## PROBLEM TO WORK ON
Could you print the full listing again, exactly as written?

_ _ _ _ _ _ _

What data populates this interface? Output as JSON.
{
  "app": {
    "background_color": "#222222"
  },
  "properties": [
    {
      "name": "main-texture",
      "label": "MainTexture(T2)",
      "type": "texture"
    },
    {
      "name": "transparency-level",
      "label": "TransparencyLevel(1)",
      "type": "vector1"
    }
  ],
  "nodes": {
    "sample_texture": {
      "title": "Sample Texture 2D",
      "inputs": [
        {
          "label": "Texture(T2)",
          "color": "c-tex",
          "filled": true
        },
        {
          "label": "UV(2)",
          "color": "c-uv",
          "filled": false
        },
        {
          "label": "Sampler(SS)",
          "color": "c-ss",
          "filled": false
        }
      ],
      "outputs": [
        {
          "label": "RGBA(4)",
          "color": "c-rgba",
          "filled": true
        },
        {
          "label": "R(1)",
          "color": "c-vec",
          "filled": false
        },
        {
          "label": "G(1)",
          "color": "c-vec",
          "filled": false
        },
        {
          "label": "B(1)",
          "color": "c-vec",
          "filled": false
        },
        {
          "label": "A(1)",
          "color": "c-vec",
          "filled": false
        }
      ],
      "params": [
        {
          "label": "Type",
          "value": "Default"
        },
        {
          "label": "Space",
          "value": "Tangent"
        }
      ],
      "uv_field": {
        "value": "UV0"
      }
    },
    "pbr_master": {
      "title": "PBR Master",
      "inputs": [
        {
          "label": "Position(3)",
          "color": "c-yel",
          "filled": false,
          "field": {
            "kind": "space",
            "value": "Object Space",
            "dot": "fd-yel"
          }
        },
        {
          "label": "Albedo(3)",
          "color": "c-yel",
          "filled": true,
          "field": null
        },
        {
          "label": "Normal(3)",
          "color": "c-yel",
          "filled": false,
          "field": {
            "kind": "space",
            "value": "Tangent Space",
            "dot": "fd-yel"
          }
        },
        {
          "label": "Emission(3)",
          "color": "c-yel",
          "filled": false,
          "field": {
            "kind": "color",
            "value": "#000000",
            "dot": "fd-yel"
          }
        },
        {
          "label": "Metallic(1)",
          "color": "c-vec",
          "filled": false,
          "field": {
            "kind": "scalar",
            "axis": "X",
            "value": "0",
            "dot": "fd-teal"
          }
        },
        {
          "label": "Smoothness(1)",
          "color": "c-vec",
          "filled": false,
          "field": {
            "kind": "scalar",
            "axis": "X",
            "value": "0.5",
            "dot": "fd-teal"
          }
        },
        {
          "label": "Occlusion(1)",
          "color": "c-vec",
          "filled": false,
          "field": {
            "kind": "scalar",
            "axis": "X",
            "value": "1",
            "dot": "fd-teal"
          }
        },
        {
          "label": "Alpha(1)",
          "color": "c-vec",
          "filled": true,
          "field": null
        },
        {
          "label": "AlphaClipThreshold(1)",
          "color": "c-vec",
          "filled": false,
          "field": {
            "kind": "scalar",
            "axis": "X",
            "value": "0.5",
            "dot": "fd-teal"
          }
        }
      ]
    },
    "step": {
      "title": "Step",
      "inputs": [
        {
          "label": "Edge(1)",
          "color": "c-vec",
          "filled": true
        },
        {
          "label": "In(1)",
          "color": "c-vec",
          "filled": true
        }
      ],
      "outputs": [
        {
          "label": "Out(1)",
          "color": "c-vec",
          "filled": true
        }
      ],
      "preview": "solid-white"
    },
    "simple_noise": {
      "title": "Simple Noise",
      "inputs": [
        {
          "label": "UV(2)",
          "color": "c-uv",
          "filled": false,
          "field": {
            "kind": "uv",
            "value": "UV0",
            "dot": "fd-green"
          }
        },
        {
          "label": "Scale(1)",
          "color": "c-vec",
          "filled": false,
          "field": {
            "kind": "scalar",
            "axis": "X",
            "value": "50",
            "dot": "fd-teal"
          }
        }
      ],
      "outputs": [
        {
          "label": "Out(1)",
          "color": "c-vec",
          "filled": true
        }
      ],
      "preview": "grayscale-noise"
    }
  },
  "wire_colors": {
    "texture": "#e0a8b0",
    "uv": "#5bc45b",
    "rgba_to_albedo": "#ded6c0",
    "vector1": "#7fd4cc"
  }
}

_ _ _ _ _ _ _

## SOLUTION
What data populates this interface? Output as JSON.
{
  "app": {
    "background_color": "#222222"
  },
  "properties": [
    {
      "name": "main-texture",
      "label": "MainTexture(T2)",
      "type": "texture"
    },
    {
      "name": "transparency-level",
      "label": "TransparencyLevel(1)",
      "type": "vector1"
    }
  ],
  "nodes": {
    "sample_texture": {
      "title": "Sample Texture 2D",
      "inputs": [
        {
          "label": "Texture(T2)",
          "color": "c-tex",
          "filled": true
        },
        {
          "label": "UV(2)",
          "color": "c-uv",
          "filled": false
        },
        {
          "label": "Sampler(SS)",
          "color": "c-ss",
          "filled": false
        }
      ],
      "outputs": [
        {
          "label": "RGBA(4)",
          "color": "c-rgba",
          "filled": true
        },
        {
          "label": "R(1)",
          "color": "c-vec",
          "filled": false
        },
        {
          "label": "G(1)",
          "color": "c-vec",
          "filled": false
        },
        {
          "label": "B(1)",
          "color": "c-vec",
          "filled": false
        },
        {
          "label": "A(1)",
          "color": "c-vec",
          "filled": false
        }
      ],
      "params": [
        {
          "label": "Type",
          "value": "Default"
        },
        {
          "label": "Space",
          "value": "Tangent"
        }
      ],
      "uv_field": {
        "value": "UV0"
      }
    },
    "pbr_master": {
      "title": "PBR Master",
      "inputs": [
        {
          "label": "Position(3)",
          "color": "c-yel",
          "filled": false,
          "field": {
            "kind": "space",
            "value": "Object Space",
            "dot": "fd-yel"
          }
        },
        {
          "label": "Albedo(3)",
          "color": "c-yel",
          "filled": true,
          "field": null
        },
        {
          "label": "Normal(3)",
          "color": "c-yel",
          "filled": false,
          "field": {
            "kind": "space",
            "value": "Tangent Space",
            "dot": "fd-yel"
          }
        },
        {
          "label": "Emission(3)",
          "color": "c-yel",
          "filled": false,
          "field": {
            "kind": "color",
            "value": "#000000",
            "dot": "fd-yel"
          }
        },
        {
          "label": "Metallic(1)",
          "color": "c-vec",
          "filled": false,
          "field": {
            "kind": "scalar",
            "axis": "X",
            "value": "0",
            "dot": "fd-teal"
          }
        },
        {
          "label": "Smoothness(1)",
          "color": "c-vec",
          "filled": false,
          "field": {
            "kind": "scalar",
            "axis": "X",
            "value": "0.5",
            "dot": "fd-teal"
          }
        },
        {
          "label": "Occlusion(1)",
          "color": "c-vec",
          "filled": false,
          "field": {
            "kind": "scalar",
            "axis": "X",
            "value": "1",
            "dot": "fd-teal"
          }
        },
        {
          "label": "Alpha(1)",
          "color": "c-vec",
          "filled": true,
          "field": null
        },
        {
          "label": "AlphaClipThreshold(1)",
          "color": "c-vec",
          "filled": false,
          "field": {
            "kind": "scalar",
            "axis": "X",
            "value": "0.5",
            "dot": "fd-teal"
          }
        }
      ]
    },
    "step": {
      "title": "Step",
      "inputs": [
        {
          "label": "Edge(1)",
          "color": "c-vec",
          "filled": true
        },
        {
          "label": "In(1)",
          "color": "c-vec",
          "filled": true
        }
      ],
      "outputs": [
        {
          "label": "Out(1)",
          "color": "c-vec",
          "filled": true
        }
      ],
      "preview": "solid-white"
    },
    "simple_noise": {
      "title": "Simple Noise",
      "inputs": [
        {
          "label": "UV(2)",
          "color": "c-uv",
          "filled": false,
          "field": {
            "kind": "uv",
            "value": "UV0",
            "dot": "fd-green"
          }
        },
        {
          "label": "Scale(1)",
          "color": "c-vec",
          "filled": false,
          "field": {
            "kind": "scalar",
            "axis": "X",
            "value": "50",
            "dot": "fd-teal"
          }
        }
      ],
      "outputs": [
        {
          "label": "Out(1)",
          "color": "c-vec",
          "filled": true
        }
      ],
      "preview": "grayscale-noise"
    }
  },
  "wire_colors": {
    "texture": "#e0a8b0",
    "uv": "#5bc45b",
    "rgba_to_albedo": "#ded6c0",
    "vector1": "#7fd4cc"
  }
}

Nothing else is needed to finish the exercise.